▶ **Input data**:
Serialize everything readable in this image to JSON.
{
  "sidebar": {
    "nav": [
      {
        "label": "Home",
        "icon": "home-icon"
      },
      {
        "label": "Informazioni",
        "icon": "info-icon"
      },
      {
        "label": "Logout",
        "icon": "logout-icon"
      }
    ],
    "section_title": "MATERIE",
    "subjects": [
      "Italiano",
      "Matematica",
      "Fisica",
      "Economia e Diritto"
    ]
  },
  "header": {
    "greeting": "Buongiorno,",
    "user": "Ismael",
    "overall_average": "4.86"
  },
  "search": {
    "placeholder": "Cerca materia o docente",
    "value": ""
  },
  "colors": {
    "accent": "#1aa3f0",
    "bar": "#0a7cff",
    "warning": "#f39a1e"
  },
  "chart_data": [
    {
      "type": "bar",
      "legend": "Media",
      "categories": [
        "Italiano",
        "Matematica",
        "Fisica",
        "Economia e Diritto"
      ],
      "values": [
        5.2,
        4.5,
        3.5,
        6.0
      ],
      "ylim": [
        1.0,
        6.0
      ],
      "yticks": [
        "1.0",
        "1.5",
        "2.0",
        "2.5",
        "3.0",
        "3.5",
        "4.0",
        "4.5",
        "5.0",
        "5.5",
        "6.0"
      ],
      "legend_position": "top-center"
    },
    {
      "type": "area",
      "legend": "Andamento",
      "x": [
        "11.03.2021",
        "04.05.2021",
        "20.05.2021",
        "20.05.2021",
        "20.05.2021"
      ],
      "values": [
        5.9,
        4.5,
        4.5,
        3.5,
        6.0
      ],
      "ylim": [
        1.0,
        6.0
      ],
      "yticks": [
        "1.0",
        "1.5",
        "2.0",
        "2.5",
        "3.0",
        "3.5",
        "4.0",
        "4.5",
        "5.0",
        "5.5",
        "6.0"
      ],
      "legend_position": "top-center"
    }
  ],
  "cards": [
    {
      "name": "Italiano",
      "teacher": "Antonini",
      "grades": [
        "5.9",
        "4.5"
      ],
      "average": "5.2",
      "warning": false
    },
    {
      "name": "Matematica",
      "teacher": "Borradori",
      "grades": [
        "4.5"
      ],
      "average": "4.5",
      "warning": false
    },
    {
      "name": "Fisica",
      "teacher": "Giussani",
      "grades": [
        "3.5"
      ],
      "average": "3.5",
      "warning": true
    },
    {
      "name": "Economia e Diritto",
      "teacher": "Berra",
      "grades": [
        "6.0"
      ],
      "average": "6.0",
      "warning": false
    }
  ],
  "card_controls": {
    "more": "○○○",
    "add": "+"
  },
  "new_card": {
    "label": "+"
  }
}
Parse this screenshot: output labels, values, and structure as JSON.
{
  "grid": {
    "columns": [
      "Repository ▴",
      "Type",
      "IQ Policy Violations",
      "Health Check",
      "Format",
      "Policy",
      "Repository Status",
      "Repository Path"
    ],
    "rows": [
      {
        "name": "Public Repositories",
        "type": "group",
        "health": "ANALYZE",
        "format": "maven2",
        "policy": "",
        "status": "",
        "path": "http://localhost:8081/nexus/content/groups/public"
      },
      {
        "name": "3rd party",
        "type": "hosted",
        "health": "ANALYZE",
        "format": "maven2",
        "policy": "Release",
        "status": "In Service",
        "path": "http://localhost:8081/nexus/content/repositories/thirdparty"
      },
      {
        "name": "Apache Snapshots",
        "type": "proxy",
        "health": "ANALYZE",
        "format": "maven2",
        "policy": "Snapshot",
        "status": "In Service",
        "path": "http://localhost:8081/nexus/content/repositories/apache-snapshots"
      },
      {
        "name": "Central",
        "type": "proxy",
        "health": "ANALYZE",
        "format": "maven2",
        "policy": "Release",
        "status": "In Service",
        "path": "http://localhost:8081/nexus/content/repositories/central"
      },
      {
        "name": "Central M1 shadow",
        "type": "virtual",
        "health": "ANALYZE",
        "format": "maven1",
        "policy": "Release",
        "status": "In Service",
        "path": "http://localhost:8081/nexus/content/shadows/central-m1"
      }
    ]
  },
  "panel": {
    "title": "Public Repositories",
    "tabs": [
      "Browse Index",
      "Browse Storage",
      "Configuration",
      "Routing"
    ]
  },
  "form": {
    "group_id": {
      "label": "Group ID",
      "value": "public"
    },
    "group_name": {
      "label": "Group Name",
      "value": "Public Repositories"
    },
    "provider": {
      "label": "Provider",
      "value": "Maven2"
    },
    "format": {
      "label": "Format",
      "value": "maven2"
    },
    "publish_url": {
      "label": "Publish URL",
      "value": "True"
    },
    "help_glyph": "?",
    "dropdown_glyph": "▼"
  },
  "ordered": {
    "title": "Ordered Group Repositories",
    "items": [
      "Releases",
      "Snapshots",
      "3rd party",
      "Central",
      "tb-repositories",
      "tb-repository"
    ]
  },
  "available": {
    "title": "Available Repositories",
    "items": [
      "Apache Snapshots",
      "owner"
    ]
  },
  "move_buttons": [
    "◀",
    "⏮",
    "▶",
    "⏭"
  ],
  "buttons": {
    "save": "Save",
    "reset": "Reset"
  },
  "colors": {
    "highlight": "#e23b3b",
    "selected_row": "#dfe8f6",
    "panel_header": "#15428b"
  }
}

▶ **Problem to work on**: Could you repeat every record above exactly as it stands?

▶ **Exercise solution**:
Serialize everything readable in this image to JSON.
{
  "sidebar": {
    "nav": [
      {
        "label": "Home",
        "icon": "home-icon"
      },
      {
        "label": "Informazioni",
        "icon": "info-icon"
      },
      {
        "label": "Logout",
        "icon": "logout-icon"
      }
    ],
    "section_title": "MATERIE",
    "subjects": [
      "Italiano",
      "Matematica",
      "Fisica",
      "Economia e Diritto"
    ]
  },
  "header": {
    "greeting": "Buongiorno,",
    "user": "Ismael",
    "overall_average": "4.86"
  },
  "search": {
    "placeholder": "Cerca materia o docente",
    "value": ""
  },
  "colors": {
    "accent": "#1aa3f0",
    "bar": "#0a7cff",
    "warning": "#f39a1e"
  },
  "chart_data": [
    {
      "type": "bar",
      "legend": "Media",
      "categories": [
        "Italiano",
        "Matematica",
        "Fisica",
        "Economia e Diritto"
      ],
      "values": [
        5.2,
        4.5,
        3.5,
        6.0
      ],
      "ylim": [
        1.0,
        6.0
      ],
      "yticks": [
        "1.0",
        "1.5",
        "2.0",
        "2.5",
        "3.0",
        "3.5",
        "4.0",
        "4.5",
        "5.0",
        "5.5",
        "6.0"
      ],
      "legend_position": "top-center"
    },
    {
      "type": "area",
      "legend": "Andamento",
      "x": [
        "11.03.2021",
        "04.05.2021",
        "20.05.2021",
        "20.05.2021",
        "20.05.2021"
      ],
      "values": [
        5.9,
        4.5,
        4.5,
        3.5,
        6.0
      ],
      "ylim": [
        1.0,
        6.0
      ],
      "yticks": [
        "1.0",
        "1.5",
        "2.0",
        "2.5",
        "3.0",
        "3.5",
        "4.0",
        "4.5",
        "5.0",
        "5.5",
        "6.0"
      ],
      "legend_position": "top-center"
    }
  ],
  "cards": [
    {
      "name": "Italiano",
      "teacher": "Antonini",
      "grades": [
        "5.9",
        "4.5"
      ],
      "average": "5.2",
      "warning": false
    },
    {
      "name": "Matematica",
      "teacher": "Borradori",
      "grades": [
        "4.5"
      ],
      "average": "4.5",
      "warning": false
    },
    {
      "name": "Fisica",
      "teacher": "Giussani",
      "grades": [
        "3.5"
      ],
      "average": "3.5",
      "warning": true
    },
    {
      "name": "Economia e Diritto",
      "teacher": "Berra",
      "grades": [
        "6.0"
      ],
      "average": "6.0",
      "warning": false
    }
  ],
  "card_controls": {
    "more": "○○○",
    "add": "+"
  },
  "new_card": {
    "label": "+"
  }
}
Parse this screenshot: output labels, values, and structure as JSON.
{
  "grid": {
    "columns": [
      "Repository ▴",
      "Type",
      "IQ Policy Violations",
      "Health Check",
      "Format",
      "Policy",
      "Repository Status",
      "Repository Path"
    ],
    "rows": [
      {
        "name": "Public Repositories",
        "type": "group",
        "health": "ANALYZE",
        "format": "maven2",
        "policy": "",
        "status": "",
        "path": "http://localhost:8081/nexus/content/groups/public"
      },
      {
        "name": "3rd party",
        "type": "hosted",
        "health": "ANALYZE",
        "format": "maven2",
        "policy": "Release",
        "status": "In Service",
        "path": "http://localhost:8081/nexus/content/repositories/thirdparty"
      },
      {
        "name": "Apache Snapshots",
        "type": "proxy",
        "health": "ANALYZE",
        "format": "maven2",
        "policy": "Snapshot",
        "status": "In Service",
        "path": "http://localhost:8081/nexus/content/repositories/apache-snapshots"
      },
      {
        "name": "Central",
        "type": "proxy",
        "health": "ANALYZE",
        "format": "maven2",
        "policy": "Release",
        "status": "In Service",
        "path": "http://localhost:8081/nexus/content/repositories/central"
      },
      {
        "name": "Central M1 shadow",
        "type": "virtual",
        "health": "ANALYZE",
        "format": "maven1",
        "policy": "Release",
        "status": "In Service",
        "path": "http://localhost:8081/nexus/content/shadows/central-m1"
      }
    ]
  },
  "panel": {
    "title": "Public Repositories",
    "tabs": [
      "Browse Index",
      "Browse Storage",
      "Configuration",
      "Routing"
    ]
  },
  "form": {
    "group_id": {
      "label": "Group ID",
      "value": "public"
    },
    "group_name": {
      "label": "Group Name",
      "value": "Public Repositories"
    },
    "provider": {
      "label": "Provider",
      "value": "Maven2"
    },
    "format": {
      "label": "Format",
      "value": "maven2"
    },
    "publish_url": {
      "label": "Publish URL",
      "value": "True"
    },
    "help_glyph": "?",
    "dropdown_glyph": "▼"
  },
  "ordered": {
    "title": "Ordered Group Repositories",
    "items": [
      "Releases",
      "Snapshots",
      "3rd party",
      "Central",
      "tb-repositories",
      "tb-repository"
    ]
  },
  "available": {
    "title": "Available Repositories",
    "items": [
      "Apache Snapshots",
      "owner"
    ]
  },
  "move_buttons": [
    "◀",
    "⏮",
    "▶",
    "⏭"
  ],
  "buttons": {
    "save": "Save",
    "reset": "Reset"
  },
  "colors": {
    "highlight": "#e23b3b",
    "selected_row": "#dfe8f6",
    "panel_header": "#15428b"
  }
}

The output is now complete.